(PROVIDED MATERIAL Opens)

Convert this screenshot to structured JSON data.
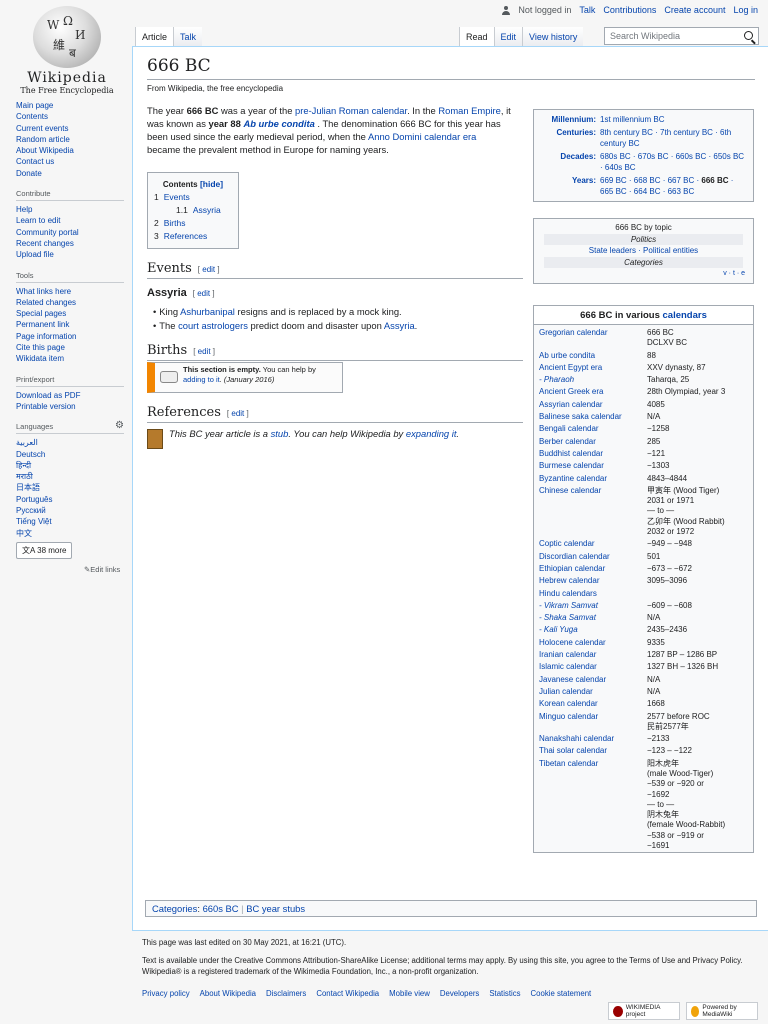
{
  "logo": {
    "wordmark": "Wikipedia",
    "tagline": "The Free Encyclopedia"
  },
  "personal": {
    "not_logged_in": "Not logged in",
    "talk": "Talk",
    "contributions": "Contributions",
    "create_account": "Create account",
    "log_in": "Log in"
  },
  "tabs": {
    "article": "Article",
    "talk": "Talk",
    "read": "Read",
    "edit": "Edit",
    "history": "View history"
  },
  "search": {
    "placeholder": "Search Wikipedia"
  },
  "sidebar": {
    "nav": [
      "Main page",
      "Contents",
      "Current events",
      "Random article",
      "About Wikipedia",
      "Contact us",
      "Donate"
    ],
    "contribute_title": "Contribute",
    "contribute": [
      "Help",
      "Learn to edit",
      "Community portal",
      "Recent changes",
      "Upload file"
    ],
    "tools_title": "Tools",
    "tools": [
      "What links here",
      "Related changes",
      "Special pages",
      "Permanent link",
      "Page information",
      "Cite this page",
      "Wikidata item"
    ],
    "print_title": "Print/export",
    "print": [
      "Download as PDF",
      "Printable version"
    ],
    "languages_title": "Languages",
    "languages": [
      "العربية",
      "Deutsch",
      "हिन्दी",
      "मराठी",
      "日本語",
      "Português",
      "Русский",
      "Tiếng Việt",
      "中文"
    ],
    "more_langs": "38 more",
    "edit_links": "Edit links"
  },
  "article": {
    "title": "666 BC",
    "from": "From Wikipedia, the free encyclopedia",
    "intro": {
      "p1": "The year ",
      "b1": "666 BC",
      "p2": " was a year of the ",
      "l1": "pre-Julian Roman calendar",
      "p3": ". In the ",
      "l2": "Roman Empire",
      "p4": ", it was known as ",
      "b2": "year 88 ",
      "l3": "Ab urbe condita",
      "p5": " . The denomination 666 BC for this year has been used since the early medieval period, when the ",
      "l4": "Anno Domini calendar era",
      "p6": " became the prevalent method in Europe for naming years."
    },
    "toc": {
      "title": "Contents",
      "hide": "[hide]",
      "items": [
        {
          "num": "1",
          "label": "Events"
        },
        {
          "num": "1.1",
          "label": "Assyria"
        },
        {
          "num": "2",
          "label": "Births"
        },
        {
          "num": "3",
          "label": "References"
        }
      ]
    },
    "events_heading": "Events",
    "assyria_heading": "Assyria",
    "edit_label": "edit",
    "assyria_items": [
      {
        "a": "King ",
        "l": "Ashurbanipal",
        "b": " resigns and is replaced by a mock king."
      },
      {
        "a": "The ",
        "l": "court astrologers",
        "b": " predict doom and disaster upon ",
        "l2": "Assyria",
        "c": "."
      }
    ],
    "births_heading": "Births",
    "empty": {
      "b": "This section is empty.",
      "t1": " You can help by ",
      "l": "adding to it",
      "t2": ". (January 2016)"
    },
    "references_heading": "References",
    "stub": {
      "t1": "This BC year article is a ",
      "l1": "stub",
      "t2": ". You can help Wikipedia by ",
      "l2": "expanding it",
      "t3": "."
    },
    "categories_label": "Categories",
    "categories": [
      "660s BC",
      "BC year stubs"
    ]
  },
  "infobox": {
    "millennium": {
      "label": "Millennium:",
      "value": "1st millennium BC"
    },
    "centuries": {
      "label": "Centuries:",
      "value": "8th century BC · 7th century BC · 6th century BC"
    },
    "decades": {
      "label": "Decades:",
      "value": "680s BC · 670s BC · 660s BC · 650s BC · 640s BC"
    },
    "years": {
      "label": "Years:",
      "v1": "669 BC · 668 BC · 667 BC ·",
      "v2": "666 BC",
      "v3": " · 665 BC · 664 BC · 663 BC"
    },
    "topic": {
      "title": "666 BC by topic",
      "politics": "Politics",
      "politics_links": "State leaders · Political entities",
      "categories": "Categories",
      "vte": "v · t · e"
    },
    "calendars_title_a": "666 BC in various ",
    "calendars_title_b": "calendars",
    "calendars": [
      {
        "name": "Gregorian calendar",
        "value": "666 BC\nDCLXV BC"
      },
      {
        "name": "Ab urbe condita",
        "value": "88"
      },
      {
        "name": "Ancient Egypt era",
        "value": "XXV dynasty, 87"
      },
      {
        "name": " - Pharaoh",
        "value": "Taharqa, 25"
      },
      {
        "name": "Ancient Greek era",
        "value": "28th Olympiad, year 3"
      },
      {
        "name": "Assyrian calendar",
        "value": "4085"
      },
      {
        "name": "Balinese saka calendar",
        "value": "N/A"
      },
      {
        "name": "Bengali calendar",
        "value": "−1258"
      },
      {
        "name": "Berber calendar",
        "value": "285"
      },
      {
        "name": "Buddhist calendar",
        "value": "−121"
      },
      {
        "name": "Burmese calendar",
        "value": "−1303"
      },
      {
        "name": "Byzantine calendar",
        "value": "4843–4844"
      },
      {
        "name": "Chinese calendar",
        "value": "甲寅年 (Wood Tiger)\n2031 or 1971\n    — to —\n乙卯年 (Wood Rabbit)\n2032 or 1972"
      },
      {
        "name": "Coptic calendar",
        "value": "−949 – −948"
      },
      {
        "name": "Discordian calendar",
        "value": "501"
      },
      {
        "name": "Ethiopian calendar",
        "value": "−673 – −672"
      },
      {
        "name": "Hebrew calendar",
        "value": "3095–3096"
      },
      {
        "name": "Hindu calendars",
        "value": ""
      },
      {
        "name": " - Vikram Samvat",
        "value": "−609 – −608"
      },
      {
        "name": " - Shaka Samvat",
        "value": "N/A"
      },
      {
        "name": " - Kali Yuga",
        "value": "2435–2436"
      },
      {
        "name": "Holocene calendar",
        "value": "9335"
      },
      {
        "name": "Iranian calendar",
        "value": "1287 BP – 1286 BP"
      },
      {
        "name": "Islamic calendar",
        "value": "1327 BH – 1326 BH"
      },
      {
        "name": "Javanese calendar",
        "value": "N/A"
      },
      {
        "name": "Julian calendar",
        "value": "N/A"
      },
      {
        "name": "Korean calendar",
        "value": "1668"
      },
      {
        "name": "Minguo calendar",
        "value": "2577 before ROC\n民前2577年"
      },
      {
        "name": "Nanakshahi calendar",
        "value": "−2133"
      },
      {
        "name": "Thai solar calendar",
        "value": "−123 – −122"
      },
      {
        "name": "Tibetan calendar",
        "value": "阳木虎年\n(male Wood-Tiger)\n−539 or −920 or\n−1692\n    — to —\n阴木兔年\n(female Wood-Rabbit)\n−538 or −919 or\n−1691"
      }
    ]
  },
  "footer": {
    "edited": "This page was last edited on 30 May 2021, at 16:21 (UTC).",
    "license": "Text is available under the Creative Commons Attribution-ShareAlike License; additional terms may apply. By using this site, you agree to the Terms of Use and Privacy Policy. Wikipedia® is a registered trademark of the Wikimedia Foundation, Inc., a non-profit organization.",
    "links": [
      "Privacy policy",
      "About Wikipedia",
      "Disclaimers",
      "Contact Wikipedia",
      "Mobile view",
      "Developers",
      "Statistics",
      "Cookie statement"
    ],
    "badge1": "WIKIMEDIA project",
    "badge2": "Powered by MediaWiki"
  }
}
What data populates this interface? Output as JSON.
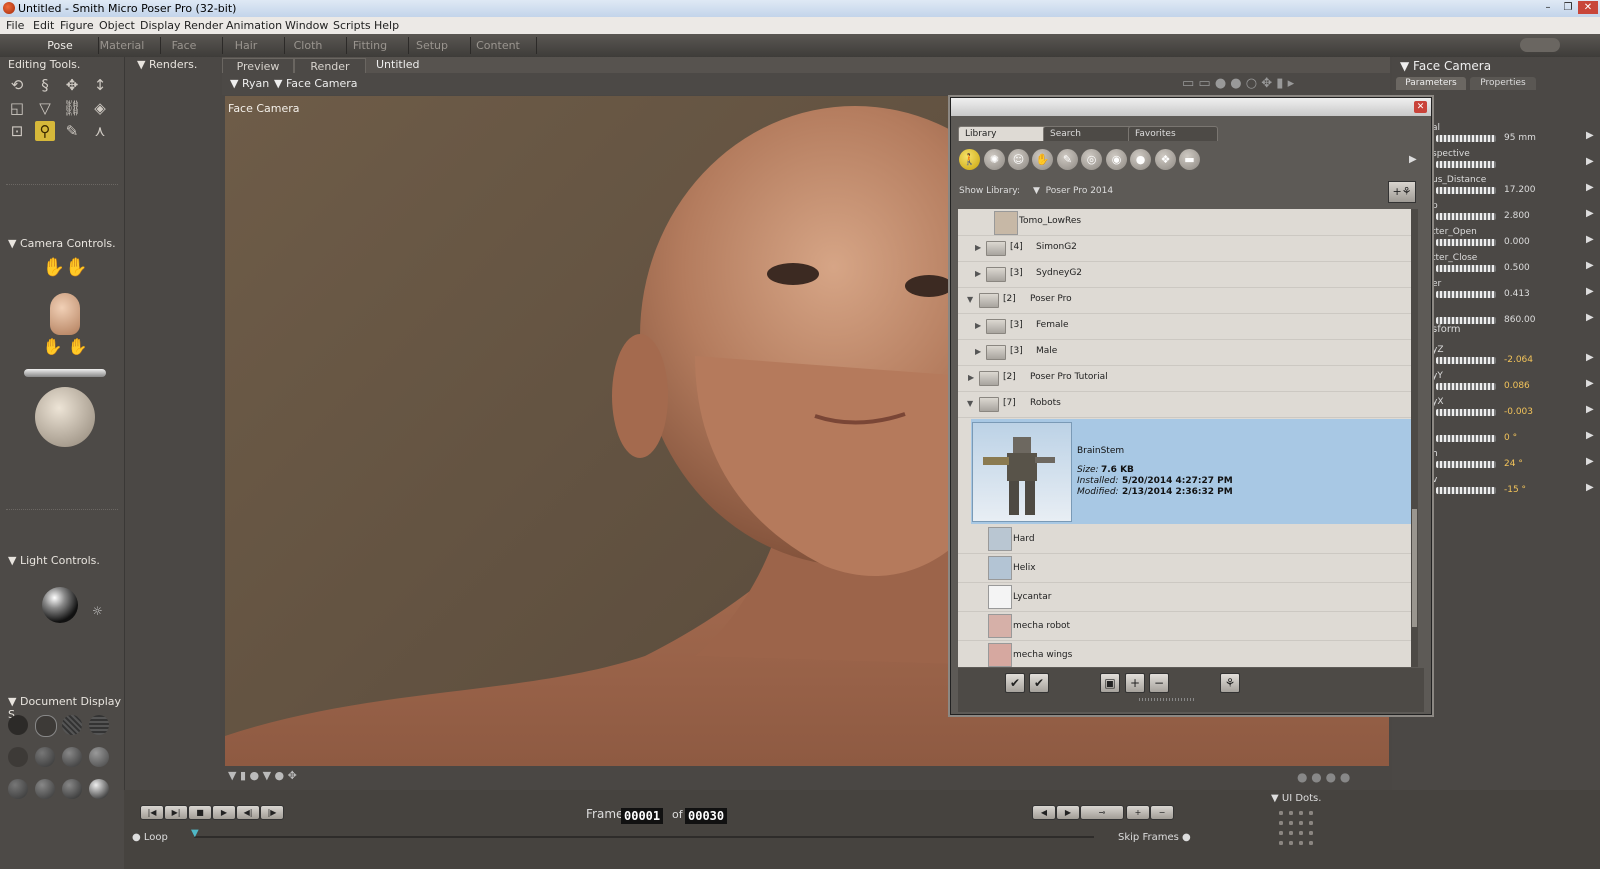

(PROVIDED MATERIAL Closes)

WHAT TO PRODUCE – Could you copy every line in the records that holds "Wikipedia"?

EXERCISE RESULT –
    "wordmark": "Wikipedia",
    "placeholder": "Search Wikipedia"
      "About Wikipedia",
    "from": "From Wikipedia, the free encyclopedia",
      "t2": ". You can help Wikipedia by ",
    "license": "Text is available under the Creative Commons Attribution-ShareAlike License; additional terms may apply. By using this site, you agree to the Terms of Use and Privacy Policy. Wikipedia® is a registered trademark of the Wikimedia Foundation, Inc., a non-profit organization.",
      "About Wikipedia",
      "Contact Wikipedia",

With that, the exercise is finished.